Reporting Incidental Findings
When a person signs a consent form, they agree to certain uses of their information and the samples that are taken during a study. However, unforeseen circumstances can arise that are not addressed in the informed consent document. There are some serious and tangled ethical issues associated with incidental findings. When researchers investigate an individual’s DNA sequence for one purpose, they may discover something important that was not part of their original aim. These findings might have clinical significance to the person who gave the sample. For example, an individual may have his genome sequenced while participating in a research study on the heredity of intelligence. During the study, the researchers discover this individual has a mutation that will cause him to develop ALS (Lou Gehrig’s disease), an incurable neuromuscular disease that eventually causes death, later in life. The researchers must now decide what to do with this information. Because they are inherently unexpected, it is difficult to fully plan for incidental findings, but once they arise, researchers are faced with three ethical components they must meet: that the information is correct, that the disclosure of information follows the law, and that the welfare of the participants is protected. The most vague of those responsibilities is the “protection” of the participant. If the incidental finding relates to a condition that can be treated or prevented, most would agree that “protecting” the participant would require the researcher to tell the participant. However, for conditions that are untreatable and cause serious suffering or death, it becomes much more difficult for researchers to decide whether or not to report to a person who may be getting far more than they bargained for.
According to the National Human Genome Research Institute, a researcher should report incidental findings if those findings meet three categories: 1) they are findings that can be validated, 2) that those findings have health implications, and 3) that knowing the findings will be helpful in taking specific actions to improve the participant’s health.
The Belmont Report specifies three ethical principles for all research involving people. People must be given autonomy, and those who cannot have autonomy must be protected. Researchers must act in a way that contributes toward the wellness of their patients by “maximizing possible benefits and minimizing possible harms.” Finally, a person must be treated justly, in that equality of access is a consideration. However, in some cases it is unclear how to achieve these principles when incidental findings are involved.

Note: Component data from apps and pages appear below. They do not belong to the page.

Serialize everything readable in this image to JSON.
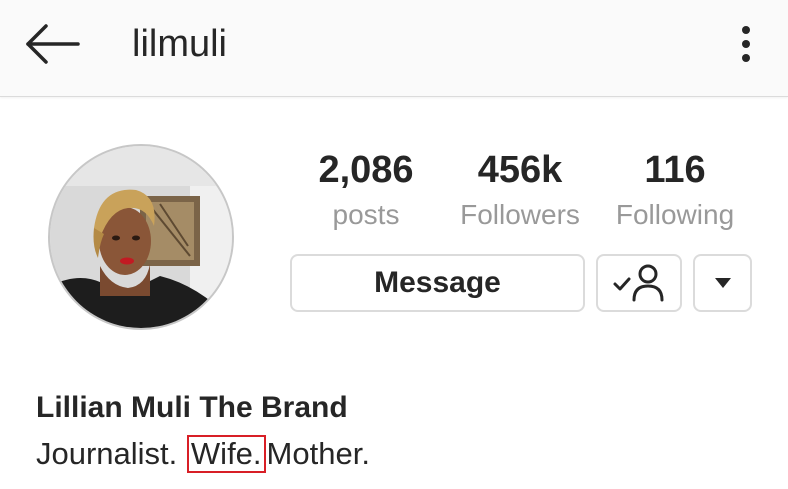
{
  "header": {
    "username": "lilmuli",
    "back_icon": "arrow-left-icon",
    "more_icon": "vertical-dots-icon"
  },
  "profile": {
    "avatar": "profile-photo",
    "stats": [
      {
        "value": "2,086",
        "label": "posts"
      },
      {
        "value": "456k",
        "label": "Followers"
      },
      {
        "value": "116",
        "label": "Following"
      }
    ],
    "message_label": "Message",
    "following_icon": "person-check-icon",
    "dropdown_icon": "triangle-down-icon"
  },
  "bio": {
    "full_name": "Lillian Muli The Brand",
    "part1": "Journalist.",
    "highlighted": "Wife.",
    "part3": "Mother.",
    "highlight_color": "#d81f26"
  }
}
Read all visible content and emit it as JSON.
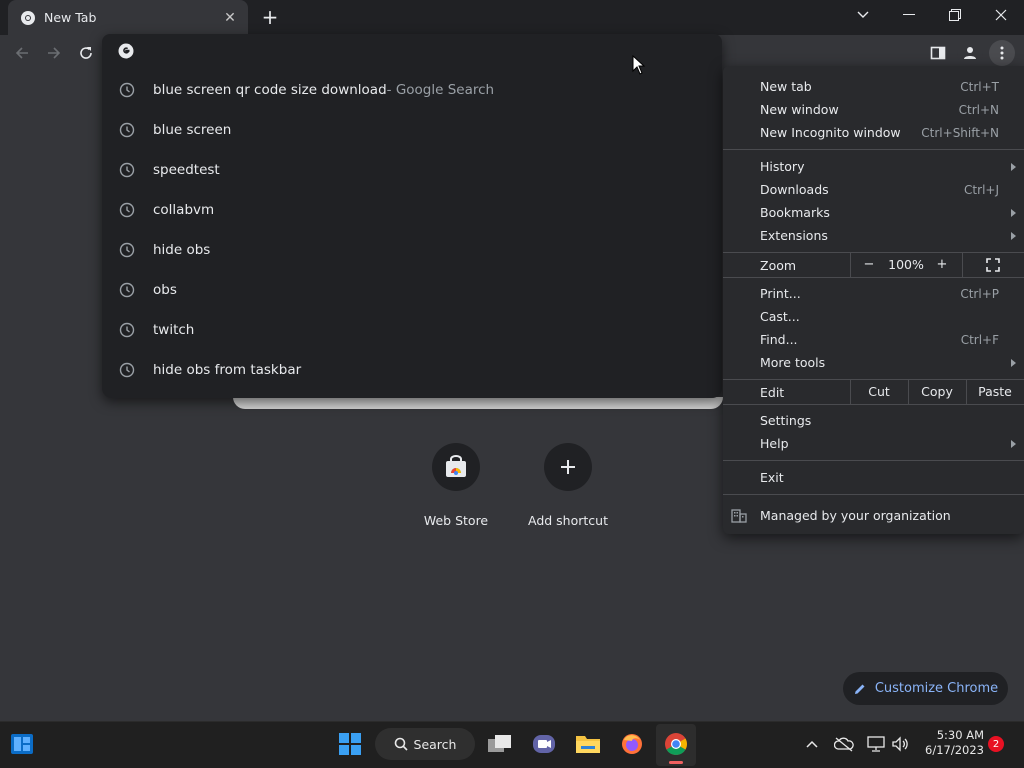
{
  "tab": {
    "title": "New Tab"
  },
  "window_controls": {
    "minimize": "minimize",
    "restore": "restore",
    "close": "close"
  },
  "omnibox": {
    "value": "",
    "suggestions": [
      {
        "text": "blue screen qr code size download",
        "suffix": " - Google Search"
      },
      {
        "text": "blue screen",
        "suffix": ""
      },
      {
        "text": "speedtest",
        "suffix": ""
      },
      {
        "text": "collabvm",
        "suffix": ""
      },
      {
        "text": "hide obs",
        "suffix": ""
      },
      {
        "text": "obs",
        "suffix": ""
      },
      {
        "text": "twitch",
        "suffix": ""
      },
      {
        "text": "hide obs from taskbar",
        "suffix": ""
      }
    ]
  },
  "shortcuts": [
    {
      "label": "Web Store",
      "icon": "web-store-icon"
    },
    {
      "label": "Add shortcut",
      "icon": "plus-icon"
    }
  ],
  "customize": {
    "label": "Customize Chrome"
  },
  "menu": {
    "new_tab": {
      "label": "New tab",
      "shortcut": "Ctrl+T"
    },
    "new_window": {
      "label": "New window",
      "shortcut": "Ctrl+N"
    },
    "new_incognito": {
      "label": "New Incognito window",
      "shortcut": "Ctrl+Shift+N"
    },
    "history": {
      "label": "History"
    },
    "downloads": {
      "label": "Downloads",
      "shortcut": "Ctrl+J"
    },
    "bookmarks": {
      "label": "Bookmarks"
    },
    "extensions": {
      "label": "Extensions"
    },
    "zoom": {
      "label": "Zoom",
      "minus": "−",
      "value": "100%",
      "plus": "+"
    },
    "print": {
      "label": "Print...",
      "shortcut": "Ctrl+P"
    },
    "cast": {
      "label": "Cast..."
    },
    "find": {
      "label": "Find...",
      "shortcut": "Ctrl+F"
    },
    "more_tools": {
      "label": "More tools"
    },
    "edit": {
      "label": "Edit",
      "cut": "Cut",
      "copy": "Copy",
      "paste": "Paste"
    },
    "settings": {
      "label": "Settings"
    },
    "help": {
      "label": "Help"
    },
    "exit": {
      "label": "Exit"
    },
    "managed": {
      "label": "Managed by your organization"
    }
  },
  "taskbar": {
    "search_label": "Search",
    "time": "5:30 AM",
    "date": "6/17/2023",
    "notification_count": "2"
  },
  "colors": {
    "accent": "#8ab4f8",
    "background": "#35363a",
    "menu_bg": "#292a2d",
    "badge": "#e81123"
  }
}
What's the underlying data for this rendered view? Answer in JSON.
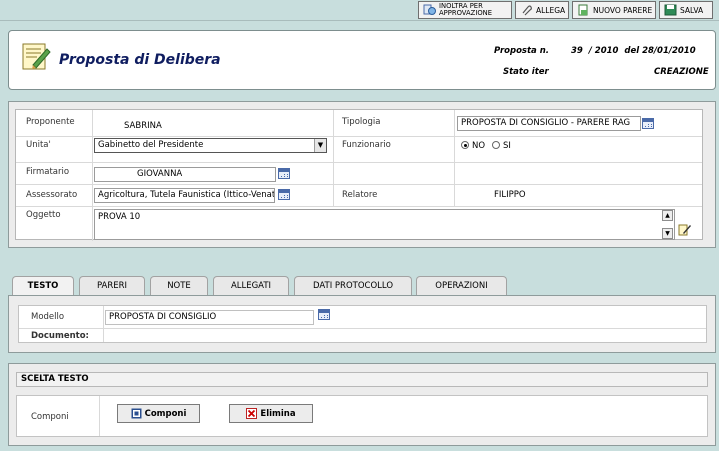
{
  "toolbar": {
    "inoltra_line1": "INOLTRA PER",
    "inoltra_line2": "APPROVAZIONE",
    "allega": "ALLEGA",
    "nuovo_parere": "NUOVO PARERE",
    "salva": "SALVA"
  },
  "header": {
    "title": "Proposta di Delibera",
    "proposta_label": "Proposta n.",
    "proposta_value": "39  / 2010  del 28/01/2010",
    "stato_label": "Stato iter",
    "stato_value": "CREAZIONE"
  },
  "form": {
    "proponente_label": "Proponente",
    "proponente_value": "SABRINA",
    "tipologia_label": "Tipologia",
    "tipologia_value": "PROPOSTA DI CONSIGLIO - PARERE RAG",
    "unita_label": "Unita'",
    "unita_value": "Gabinetto del Presidente",
    "funzionario_label": "Funzionario",
    "radio_no": "NO",
    "radio_si": "SI",
    "firmatario_label": "Firmatario",
    "firmatario_value": "GIOVANNA",
    "assessorato_label": "Assessorato",
    "assessorato_value": "Agricoltura, Tutela Faunistica (Ittico-Venat",
    "relatore_label": "Relatore",
    "relatore_value": "FILIPPO",
    "oggetto_label": "Oggetto",
    "oggetto_value": "PROVA 10"
  },
  "tabs": [
    "TESTO",
    "PARERI",
    "NOTE",
    "ALLEGATI",
    "DATI PROTOCOLLO",
    "OPERAZIONI"
  ],
  "testo": {
    "modello_label": "Modello",
    "modello_value": "PROPOSTA DI CONSIGLIO",
    "documento_label": "Documento:"
  },
  "scelta": {
    "title": "SCELTA TESTO",
    "componi_label": "Componi",
    "componi_button": "Componi",
    "elimina_button": "Elimina"
  }
}
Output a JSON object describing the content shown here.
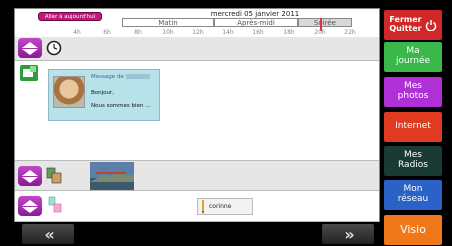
{
  "header": {
    "today_button": "Aller à aujourd'hui",
    "date": "mercredi 05 janvier 2011",
    "periods": [
      "Matin",
      "Après-midi",
      "Soirée"
    ]
  },
  "hours": [
    "4h",
    "6h",
    "8h",
    "10h",
    "12h",
    "14h",
    "16h",
    "18h",
    "20h",
    "22h"
  ],
  "message": {
    "from_label": "Message de",
    "line1": "Bonjour,",
    "line2": "Nous sommes bien ..."
  },
  "contact_note": "corinne",
  "sidebar": {
    "quit": "Fermer\nQuitter",
    "my_day": "Ma\njournée",
    "my_photos": "Mes\nphotos",
    "internet": "Internet",
    "my_radios": "Mes\nRadios",
    "my_network": "Mon\nréseau",
    "visio": "Visio"
  },
  "colors": {
    "accent_magenta": "#b03ab8",
    "quit_red": "#d02828",
    "my_day_green": "#3ab84a",
    "my_photos_purple": "#b030d8",
    "internet_red": "#e03a20",
    "radios_dark": "#1a3a34",
    "network_blue": "#2a62c8",
    "visio_orange": "#f07818"
  },
  "icons": {
    "prev": "double-chevron-left-icon",
    "next": "double-chevron-right-icon",
    "clock": "clock-icon",
    "quit": "power-icon",
    "add_message": "add-message-icon"
  }
}
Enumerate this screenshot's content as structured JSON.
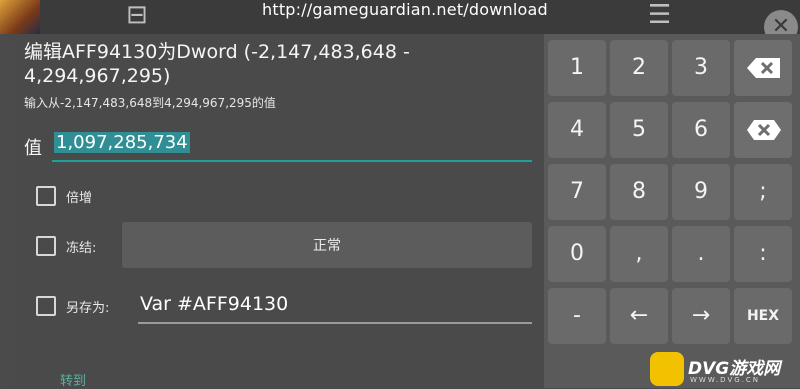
{
  "url_bar": {
    "text": "http://gameguardian.net/download"
  },
  "dialog": {
    "title": "编辑AFF94130为Dword (-2,147,483,648 - 4,294,967,295)",
    "hint": "输入从-2,147,483,648到4,294,967,295的值",
    "value_label": "值",
    "value": "1,097,285,734",
    "checkbox_multiply": "倍增",
    "checkbox_freeze": "冻结:",
    "freeze_mode": "正常",
    "checkbox_saveas": "另存为:",
    "saveas_value": "Var #AFF94130",
    "goto_label": "转到"
  },
  "keypad": {
    "rows": [
      [
        "1",
        "2",
        "3",
        "backspace"
      ],
      [
        "4",
        "5",
        "6",
        "clear"
      ],
      [
        "7",
        "8",
        "9",
        ";"
      ],
      [
        "0",
        ",",
        ".",
        ":"
      ],
      [
        "-",
        "←",
        "→",
        "HEX"
      ]
    ]
  },
  "watermark": {
    "brand": "DVG游戏网",
    "sub": "WWW.DVG.CN"
  },
  "colors": {
    "accent": "#1ba39a",
    "selection": "#2f8f95",
    "background": "#4a4a4a",
    "keypad": "#5a5a5a",
    "key": "#6a6a6a"
  }
}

Meacham, Meredith C., Helene Starks, Wylie Burke, and Kelly Edwards. “Researcher Perspectives on Disclosure of Incidental Findings in Genetic Research.” Journal of Empirical Research on Human Research Ethics 5.3 (2010): 31-41. Print.